#### EXERCISE DESCRIPTION
All records that follow are to be restated exactly.

#### MATERIAL SUPPLIED
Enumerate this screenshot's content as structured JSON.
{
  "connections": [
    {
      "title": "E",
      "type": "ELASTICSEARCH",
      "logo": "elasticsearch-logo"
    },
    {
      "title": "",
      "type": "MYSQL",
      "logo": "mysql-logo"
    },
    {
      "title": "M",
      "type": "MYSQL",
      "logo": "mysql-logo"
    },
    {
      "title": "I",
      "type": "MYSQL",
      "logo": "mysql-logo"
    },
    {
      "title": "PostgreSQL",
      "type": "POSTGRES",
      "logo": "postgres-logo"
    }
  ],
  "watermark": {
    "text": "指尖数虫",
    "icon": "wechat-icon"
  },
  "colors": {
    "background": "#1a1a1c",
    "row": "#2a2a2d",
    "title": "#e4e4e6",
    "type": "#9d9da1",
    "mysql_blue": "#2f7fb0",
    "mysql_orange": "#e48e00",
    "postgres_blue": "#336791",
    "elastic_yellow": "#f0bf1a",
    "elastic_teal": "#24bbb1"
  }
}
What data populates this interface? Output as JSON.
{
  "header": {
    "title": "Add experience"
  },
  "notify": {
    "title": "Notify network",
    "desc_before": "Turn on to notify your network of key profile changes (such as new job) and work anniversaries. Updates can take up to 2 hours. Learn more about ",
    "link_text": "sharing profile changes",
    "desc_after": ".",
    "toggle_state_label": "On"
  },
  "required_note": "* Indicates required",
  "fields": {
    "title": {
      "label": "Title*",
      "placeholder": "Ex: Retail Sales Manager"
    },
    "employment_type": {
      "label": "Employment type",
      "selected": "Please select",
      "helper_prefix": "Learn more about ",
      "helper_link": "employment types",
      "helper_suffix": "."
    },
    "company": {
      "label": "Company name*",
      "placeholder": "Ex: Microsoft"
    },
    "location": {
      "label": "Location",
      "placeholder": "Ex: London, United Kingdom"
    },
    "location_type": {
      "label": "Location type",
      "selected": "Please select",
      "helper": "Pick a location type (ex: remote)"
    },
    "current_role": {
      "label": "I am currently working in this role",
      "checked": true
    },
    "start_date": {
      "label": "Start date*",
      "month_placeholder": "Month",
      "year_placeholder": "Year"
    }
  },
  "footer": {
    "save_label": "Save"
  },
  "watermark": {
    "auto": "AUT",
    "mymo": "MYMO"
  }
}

#### WRITTEN ANSWER
Enumerate this screenshot's content as structured JSON.
{
  "connections": [
    {
      "title": "E",
      "type": "ELASTICSEARCH",
      "logo": "elasticsearch-logo"
    },
    {
      "title": "",
      "type": "MYSQL",
      "logo": "mysql-logo"
    },
    {
      "title": "M",
      "type": "MYSQL",
      "logo": "mysql-logo"
    },
    {
      "title": "I",
      "type": "MYSQL",
      "logo": "mysql-logo"
    },
    {
      "title": "PostgreSQL",
      "type": "POSTGRES",
      "logo": "postgres-logo"
    }
  ],
  "watermark": {
    "text": "指尖数虫",
    "icon": "wechat-icon"
  },
  "colors": {
    "background": "#1a1a1c",
    "row": "#2a2a2d",
    "title": "#e4e4e6",
    "type": "#9d9da1",
    "mysql_blue": "#2f7fb0",
    "mysql_orange": "#e48e00",
    "postgres_blue": "#336791",
    "elastic_yellow": "#f0bf1a",
    "elastic_teal": "#24bbb1"
  }
}
What data populates this interface? Output as JSON.
{
  "header": {
    "title": "Add experience"
  },
  "notify": {
    "title": "Notify network",
    "desc_before": "Turn on to notify your network of key profile changes (such as new job) and work anniversaries. Updates can take up to 2 hours. Learn more about ",
    "link_text": "sharing profile changes",
    "desc_after": ".",
    "toggle_state_label": "On"
  },
  "required_note": "* Indicates required",
  "fields": {
    "title": {
      "label": "Title*",
      "placeholder": "Ex: Retail Sales Manager"
    },
    "employment_type": {
      "label": "Employment type",
      "selected": "Please select",
      "helper_prefix": "Learn more about ",
      "helper_link": "employment types",
      "helper_suffix": "."
    },
    "company": {
      "label": "Company name*",
      "placeholder": "Ex: Microsoft"
    },
    "location": {
      "label": "Location",
      "placeholder": "Ex: London, United Kingdom"
    },
    "location_type": {
      "label": "Location type",
      "selected": "Please select",
      "helper": "Pick a location type (ex: remote)"
    },
    "current_role": {
      "label": "I am currently working in this role",
      "checked": true
    },
    "start_date": {
      "label": "Start date*",
      "month_placeholder": "Month",
      "year_placeholder": "Year"
    }
  },
  "footer": {
    "save_label": "Save"
  },
  "watermark": {
    "auto": "AUT",
    "mymo": "MYMO"
  }
}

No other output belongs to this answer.